How to complete this task
Every record that follows should be copied exactly. No picture belongs in the copy.

Material for the task
++++

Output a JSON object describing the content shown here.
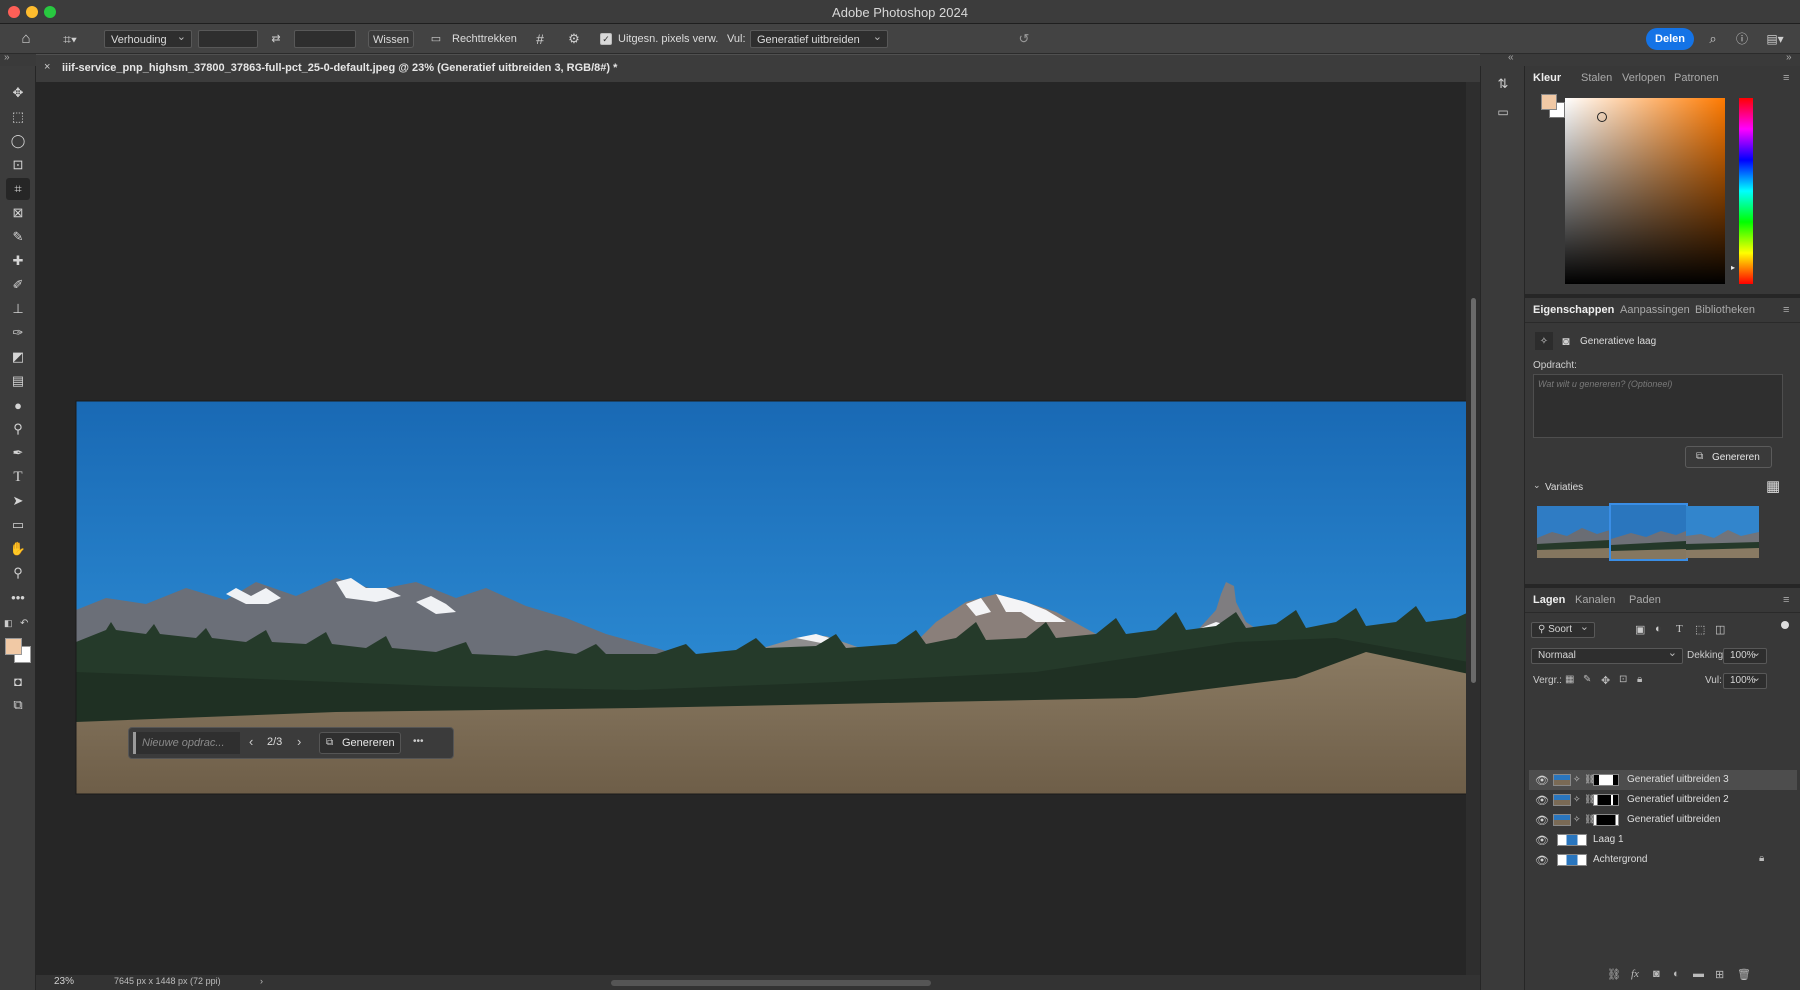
{
  "app": {
    "title": "Adobe Photoshop 2024"
  },
  "options_bar": {
    "ratio": "Verhouding",
    "clear": "Wissen",
    "straighten": "Rechttrekken",
    "delete_pixels": "Uitgesn. pixels verw.",
    "fill_label": "Vul:",
    "fill_value": "Generatief uitbreiden",
    "share": "Delen"
  },
  "document": {
    "tab_title": "iiif-service_pnp_highsm_37800_37863-full-pct_25-0-default.jpeg @ 23% (Generatief uitbreiden 3, RGB/8#) *",
    "zoom": "23%",
    "info": "7645 px x 1448 px (72 ppi)"
  },
  "contextual_taskbar": {
    "prompt_placeholder": "Nieuwe opdrac...",
    "counter": "2/3",
    "generate": "Genereren",
    "more": "•••"
  },
  "color_panel": {
    "tabs": [
      "Kleur",
      "Stalen",
      "Verlopen",
      "Patronen"
    ],
    "foreground": "#f1c9a5",
    "background": "#ffffff",
    "hue_color": "#ff7a00"
  },
  "properties_panel": {
    "tabs": [
      "Eigenschappen",
      "Aanpassingen",
      "Bibliotheken"
    ],
    "layer_type": "Generatieve laag",
    "prompt_label": "Opdracht:",
    "prompt_placeholder": "Wat wilt u genereren? (Optioneel)",
    "generate": "Genereren",
    "variations_label": "Variaties",
    "selected_variation": 2
  },
  "layers_panel": {
    "tabs": [
      "Lagen",
      "Kanalen",
      "Paden"
    ],
    "filter": "Soort",
    "blend_mode": "Normaal",
    "opacity_label": "Dekking:",
    "opacity": "100%",
    "lock_label": "Vergr.:",
    "fill_label": "Vul:",
    "fill": "100%",
    "layers": [
      {
        "name": "Generatief uitbreiden 3",
        "selected": true
      },
      {
        "name": "Generatief uitbreiden 2",
        "selected": false
      },
      {
        "name": "Generatief uitbreiden",
        "selected": false
      },
      {
        "name": "Laag 1",
        "selected": false
      },
      {
        "name": "Achtergrond",
        "selected": false,
        "locked": true
      }
    ]
  }
}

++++

Problem solution
Output a JSON object describing the content shown here.
{
  "app": {
    "title": "Adobe Photoshop 2024"
  },
  "options_bar": {
    "ratio": "Verhouding",
    "clear": "Wissen",
    "straighten": "Rechttrekken",
    "delete_pixels": "Uitgesn. pixels verw.",
    "fill_label": "Vul:",
    "fill_value": "Generatief uitbreiden",
    "share": "Delen"
  },
  "document": {
    "tab_title": "iiif-service_pnp_highsm_37800_37863-full-pct_25-0-default.jpeg @ 23% (Generatief uitbreiden 3, RGB/8#) *",
    "zoom": "23%",
    "info": "7645 px x 1448 px (72 ppi)"
  },
  "contextual_taskbar": {
    "prompt_placeholder": "Nieuwe opdrac...",
    "counter": "2/3",
    "generate": "Genereren",
    "more": "•••"
  },
  "color_panel": {
    "tabs": [
      "Kleur",
      "Stalen",
      "Verlopen",
      "Patronen"
    ],
    "foreground": "#f1c9a5",
    "background": "#ffffff",
    "hue_color": "#ff7a00"
  },
  "properties_panel": {
    "tabs": [
      "Eigenschappen",
      "Aanpassingen",
      "Bibliotheken"
    ],
    "layer_type": "Generatieve laag",
    "prompt_label": "Opdracht:",
    "prompt_placeholder": "Wat wilt u genereren? (Optioneel)",
    "generate": "Genereren",
    "variations_label": "Variaties",
    "selected_variation": 2
  },
  "layers_panel": {
    "tabs": [
      "Lagen",
      "Kanalen",
      "Paden"
    ],
    "filter": "Soort",
    "blend_mode": "Normaal",
    "opacity_label": "Dekking:",
    "opacity": "100%",
    "lock_label": "Vergr.:",
    "fill_label": "Vul:",
    "fill": "100%",
    "layers": [
      {
        "name": "Generatief uitbreiden 3",
        "selected": true
      },
      {
        "name": "Generatief uitbreiden 2",
        "selected": false
      },
      {
        "name": "Generatief uitbreiden",
        "selected": false
      },
      {
        "name": "Laag 1",
        "selected": false
      },
      {
        "name": "Achtergrond",
        "selected": false,
        "locked": true
      }
    ]
  }
}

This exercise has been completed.